(What is required) Reproduce the entries. Each one must match the original exactly.

------ Data shown

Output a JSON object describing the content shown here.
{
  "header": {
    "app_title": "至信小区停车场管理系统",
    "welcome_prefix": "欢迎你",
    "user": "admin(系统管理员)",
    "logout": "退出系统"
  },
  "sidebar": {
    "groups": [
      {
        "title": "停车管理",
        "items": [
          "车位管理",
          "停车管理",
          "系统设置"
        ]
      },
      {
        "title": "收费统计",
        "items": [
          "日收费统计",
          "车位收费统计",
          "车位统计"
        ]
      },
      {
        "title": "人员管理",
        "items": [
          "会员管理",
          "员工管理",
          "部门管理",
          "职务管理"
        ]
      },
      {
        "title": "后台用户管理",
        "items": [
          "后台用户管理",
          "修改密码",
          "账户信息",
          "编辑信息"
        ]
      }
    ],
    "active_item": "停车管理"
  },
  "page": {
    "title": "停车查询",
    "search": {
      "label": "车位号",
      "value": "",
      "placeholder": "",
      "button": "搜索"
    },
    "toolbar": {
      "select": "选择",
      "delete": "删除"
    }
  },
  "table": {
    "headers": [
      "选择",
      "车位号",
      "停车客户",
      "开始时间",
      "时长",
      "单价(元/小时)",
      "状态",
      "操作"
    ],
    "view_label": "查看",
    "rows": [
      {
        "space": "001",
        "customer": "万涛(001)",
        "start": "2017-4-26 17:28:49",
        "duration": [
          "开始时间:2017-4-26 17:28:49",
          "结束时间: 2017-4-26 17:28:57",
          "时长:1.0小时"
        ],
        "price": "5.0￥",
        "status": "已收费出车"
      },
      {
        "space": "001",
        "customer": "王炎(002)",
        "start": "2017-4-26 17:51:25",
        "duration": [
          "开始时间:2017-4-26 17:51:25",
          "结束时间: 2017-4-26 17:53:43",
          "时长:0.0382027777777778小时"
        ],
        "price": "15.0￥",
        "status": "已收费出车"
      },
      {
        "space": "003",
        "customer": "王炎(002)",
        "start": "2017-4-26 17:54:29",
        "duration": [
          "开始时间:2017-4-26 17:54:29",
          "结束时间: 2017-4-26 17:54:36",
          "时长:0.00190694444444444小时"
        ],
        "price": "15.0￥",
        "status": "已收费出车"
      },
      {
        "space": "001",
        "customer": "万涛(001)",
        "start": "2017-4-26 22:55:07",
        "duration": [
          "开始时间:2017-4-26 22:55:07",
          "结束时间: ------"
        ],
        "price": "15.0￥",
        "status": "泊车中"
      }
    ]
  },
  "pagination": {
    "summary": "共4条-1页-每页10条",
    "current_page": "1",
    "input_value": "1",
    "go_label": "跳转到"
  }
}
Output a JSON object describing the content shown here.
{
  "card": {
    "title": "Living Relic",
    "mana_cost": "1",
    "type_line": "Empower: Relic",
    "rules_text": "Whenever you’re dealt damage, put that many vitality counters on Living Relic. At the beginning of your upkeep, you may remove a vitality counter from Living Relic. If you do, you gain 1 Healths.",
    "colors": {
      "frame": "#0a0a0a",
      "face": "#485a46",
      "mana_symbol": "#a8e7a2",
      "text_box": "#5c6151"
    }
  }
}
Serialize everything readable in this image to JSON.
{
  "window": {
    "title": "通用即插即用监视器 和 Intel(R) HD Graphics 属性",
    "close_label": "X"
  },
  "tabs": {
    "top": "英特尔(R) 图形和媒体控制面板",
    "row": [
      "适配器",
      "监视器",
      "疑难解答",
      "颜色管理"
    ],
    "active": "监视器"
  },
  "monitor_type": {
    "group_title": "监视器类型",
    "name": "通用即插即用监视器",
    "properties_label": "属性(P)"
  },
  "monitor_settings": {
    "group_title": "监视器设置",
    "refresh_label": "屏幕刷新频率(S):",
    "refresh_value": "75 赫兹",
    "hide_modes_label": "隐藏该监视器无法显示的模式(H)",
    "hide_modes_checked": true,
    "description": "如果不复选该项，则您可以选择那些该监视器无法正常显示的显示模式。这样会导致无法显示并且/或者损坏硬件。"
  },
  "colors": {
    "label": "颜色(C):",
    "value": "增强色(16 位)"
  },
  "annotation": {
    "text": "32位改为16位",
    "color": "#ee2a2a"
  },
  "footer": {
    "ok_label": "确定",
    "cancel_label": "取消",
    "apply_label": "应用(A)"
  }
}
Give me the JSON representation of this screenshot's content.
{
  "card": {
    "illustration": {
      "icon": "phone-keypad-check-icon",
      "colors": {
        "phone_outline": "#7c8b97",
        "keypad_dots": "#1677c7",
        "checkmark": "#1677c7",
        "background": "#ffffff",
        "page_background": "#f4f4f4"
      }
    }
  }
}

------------

(Task answer)
Output a JSON object describing the content shown here.
{
  "header": {
    "app_title": "至信小区停车场管理系统",
    "welcome_prefix": "欢迎你",
    "user": "admin(系统管理员)",
    "logout": "退出系统"
  },
  "sidebar": {
    "groups": [
      {
        "title": "停车管理",
        "items": [
          "车位管理",
          "停车管理",
          "系统设置"
        ]
      },
      {
        "title": "收费统计",
        "items": [
          "日收费统计",
          "车位收费统计",
          "车位统计"
        ]
      },
      {
        "title": "人员管理",
        "items": [
          "会员管理",
          "员工管理",
          "部门管理",
          "职务管理"
        ]
      },
      {
        "title": "后台用户管理",
        "items": [
          "后台用户管理",
          "修改密码",
          "账户信息",
          "编辑信息"
        ]
      }
    ],
    "active_item": "停车管理"
  },
  "page": {
    "title": "停车查询",
    "search": {
      "label": "车位号",
      "value": "",
      "placeholder": "",
      "button": "搜索"
    },
    "toolbar": {
      "select": "选择",
      "delete": "删除"
    }
  },
  "table": {
    "headers": [
      "选择",
      "车位号",
      "停车客户",
      "开始时间",
      "时长",
      "单价(元/小时)",
      "状态",
      "操作"
    ],
    "view_label": "查看",
    "rows": [
      {
        "space": "001",
        "customer": "万涛(001)",
        "start": "2017-4-26 17:28:49",
        "duration": [
          "开始时间:2017-4-26 17:28:49",
          "结束时间: 2017-4-26 17:28:57",
          "时长:1.0小时"
        ],
        "price": "5.0￥",
        "status": "已收费出车"
      },
      {
        "space": "001",
        "customer": "王炎(002)",
        "start": "2017-4-26 17:51:25",
        "duration": [
          "开始时间:2017-4-26 17:51:25",
          "结束时间: 2017-4-26 17:53:43",
          "时长:0.0382027777777778小时"
        ],
        "price": "15.0￥",
        "status": "已收费出车"
      },
      {
        "space": "003",
        "customer": "王炎(002)",
        "start": "2017-4-26 17:54:29",
        "duration": [
          "开始时间:2017-4-26 17:54:29",
          "结束时间: 2017-4-26 17:54:36",
          "时长:0.00190694444444444小时"
        ],
        "price": "15.0￥",
        "status": "已收费出车"
      },
      {
        "space": "001",
        "customer": "万涛(001)",
        "start": "2017-4-26 22:55:07",
        "duration": [
          "开始时间:2017-4-26 22:55:07",
          "结束时间: ------"
        ],
        "price": "15.0￥",
        "status": "泊车中"
      }
    ]
  },
  "pagination": {
    "summary": "共4条-1页-每页10条",
    "current_page": "1",
    "input_value": "1",
    "go_label": "跳转到"
  }
}
Output a JSON object describing the content shown here.
{
  "card": {
    "title": "Living Relic",
    "mana_cost": "1",
    "type_line": "Empower: Relic",
    "rules_text": "Whenever you’re dealt damage, put that many vitality counters on Living Relic. At the beginning of your upkeep, you may remove a vitality counter from Living Relic. If you do, you gain 1 Healths.",
    "colors": {
      "frame": "#0a0a0a",
      "face": "#485a46",
      "mana_symbol": "#a8e7a2",
      "text_box": "#5c6151"
    }
  }
}
Serialize everything readable in this image to JSON.
{
  "window": {
    "title": "通用即插即用监视器 和 Intel(R) HD Graphics 属性",
    "close_label": "X"
  },
  "tabs": {
    "top": "英特尔(R) 图形和媒体控制面板",
    "row": [
      "适配器",
      "监视器",
      "疑难解答",
      "颜色管理"
    ],
    "active": "监视器"
  },
  "monitor_type": {
    "group_title": "监视器类型",
    "name": "通用即插即用监视器",
    "properties_label": "属性(P)"
  },
  "monitor_settings": {
    "group_title": "监视器设置",
    "refresh_label": "屏幕刷新频率(S):",
    "refresh_value": "75 赫兹",
    "hide_modes_label": "隐藏该监视器无法显示的模式(H)",
    "hide_modes_checked": true,
    "description": "如果不复选该项，则您可以选择那些该监视器无法正常显示的显示模式。这样会导致无法显示并且/或者损坏硬件。"
  },
  "colors": {
    "label": "颜色(C):",
    "value": "增强色(16 位)"
  },
  "annotation": {
    "text": "32位改为16位",
    "color": "#ee2a2a"
  },
  "footer": {
    "ok_label": "确定",
    "cancel_label": "取消",
    "apply_label": "应用(A)"
  }
}
Give me the JSON representation of this screenshot's content.
{
  "card": {
    "illustration": {
      "icon": "phone-keypad-check-icon",
      "colors": {
        "phone_outline": "#7c8b97",
        "keypad_dots": "#1677c7",
        "checkmark": "#1677c7",
        "background": "#ffffff",
        "page_background": "#f4f4f4"
      }
    }
  }
}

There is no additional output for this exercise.